== WHAT THE TASK ASKS ==
Please copy every line from the records below that contains the string "this".

[Start of section]

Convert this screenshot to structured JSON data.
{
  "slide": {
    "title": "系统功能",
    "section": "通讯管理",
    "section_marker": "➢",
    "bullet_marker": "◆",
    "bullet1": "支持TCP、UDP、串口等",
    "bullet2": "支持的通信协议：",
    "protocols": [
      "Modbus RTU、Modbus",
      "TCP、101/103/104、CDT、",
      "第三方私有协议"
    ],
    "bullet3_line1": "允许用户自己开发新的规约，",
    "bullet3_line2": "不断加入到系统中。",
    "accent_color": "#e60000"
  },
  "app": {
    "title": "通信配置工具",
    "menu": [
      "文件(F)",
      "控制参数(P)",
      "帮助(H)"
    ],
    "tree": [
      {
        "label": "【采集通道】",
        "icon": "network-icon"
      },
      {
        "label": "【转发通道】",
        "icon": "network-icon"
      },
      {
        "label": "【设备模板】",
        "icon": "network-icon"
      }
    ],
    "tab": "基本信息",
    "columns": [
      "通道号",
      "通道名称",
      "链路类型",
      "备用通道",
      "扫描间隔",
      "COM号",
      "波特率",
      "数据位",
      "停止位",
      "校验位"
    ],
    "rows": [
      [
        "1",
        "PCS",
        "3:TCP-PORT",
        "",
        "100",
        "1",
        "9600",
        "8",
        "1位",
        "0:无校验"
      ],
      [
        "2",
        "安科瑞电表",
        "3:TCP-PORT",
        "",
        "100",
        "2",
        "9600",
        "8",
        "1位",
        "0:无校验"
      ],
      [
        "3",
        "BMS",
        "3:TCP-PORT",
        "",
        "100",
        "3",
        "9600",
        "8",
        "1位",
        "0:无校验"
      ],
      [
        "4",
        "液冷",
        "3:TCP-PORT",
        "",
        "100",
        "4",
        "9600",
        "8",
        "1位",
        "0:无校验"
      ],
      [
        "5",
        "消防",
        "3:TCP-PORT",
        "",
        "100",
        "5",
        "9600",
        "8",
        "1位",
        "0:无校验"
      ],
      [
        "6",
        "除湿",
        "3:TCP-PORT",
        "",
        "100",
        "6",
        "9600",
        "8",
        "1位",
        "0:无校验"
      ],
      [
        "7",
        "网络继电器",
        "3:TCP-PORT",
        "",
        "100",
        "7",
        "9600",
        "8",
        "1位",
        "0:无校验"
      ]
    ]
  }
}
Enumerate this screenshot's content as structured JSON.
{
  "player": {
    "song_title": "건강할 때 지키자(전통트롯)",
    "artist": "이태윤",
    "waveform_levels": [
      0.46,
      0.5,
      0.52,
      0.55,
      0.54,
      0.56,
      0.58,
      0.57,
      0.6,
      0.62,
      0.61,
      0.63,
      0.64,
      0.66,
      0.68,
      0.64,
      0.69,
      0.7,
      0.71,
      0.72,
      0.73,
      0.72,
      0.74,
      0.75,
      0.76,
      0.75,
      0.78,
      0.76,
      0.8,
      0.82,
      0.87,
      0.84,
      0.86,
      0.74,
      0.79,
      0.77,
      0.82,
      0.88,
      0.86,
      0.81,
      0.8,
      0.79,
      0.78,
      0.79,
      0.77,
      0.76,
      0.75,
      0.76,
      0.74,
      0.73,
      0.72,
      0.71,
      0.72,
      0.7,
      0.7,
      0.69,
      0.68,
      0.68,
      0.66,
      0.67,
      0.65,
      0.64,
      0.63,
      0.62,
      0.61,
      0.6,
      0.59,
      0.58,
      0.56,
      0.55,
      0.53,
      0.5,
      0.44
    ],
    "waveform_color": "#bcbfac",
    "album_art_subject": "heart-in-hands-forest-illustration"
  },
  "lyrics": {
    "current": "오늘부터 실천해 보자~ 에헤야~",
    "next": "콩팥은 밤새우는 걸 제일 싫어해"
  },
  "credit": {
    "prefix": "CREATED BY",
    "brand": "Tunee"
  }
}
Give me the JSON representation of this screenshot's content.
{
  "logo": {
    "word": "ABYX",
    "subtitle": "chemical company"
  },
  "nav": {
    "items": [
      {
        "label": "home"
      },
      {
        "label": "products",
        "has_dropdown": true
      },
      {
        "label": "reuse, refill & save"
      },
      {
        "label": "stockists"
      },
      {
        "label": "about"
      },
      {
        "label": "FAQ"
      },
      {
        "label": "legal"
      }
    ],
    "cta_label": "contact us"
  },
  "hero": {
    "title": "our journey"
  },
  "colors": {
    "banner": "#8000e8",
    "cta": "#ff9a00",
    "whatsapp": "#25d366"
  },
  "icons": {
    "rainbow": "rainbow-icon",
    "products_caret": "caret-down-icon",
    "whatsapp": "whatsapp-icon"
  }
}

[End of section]

== RESULT ==
Convert this screenshot to structured JSON data.
Enumerate this screenshot's content as structured JSON.
Give me the JSON representation of this screenshot's content.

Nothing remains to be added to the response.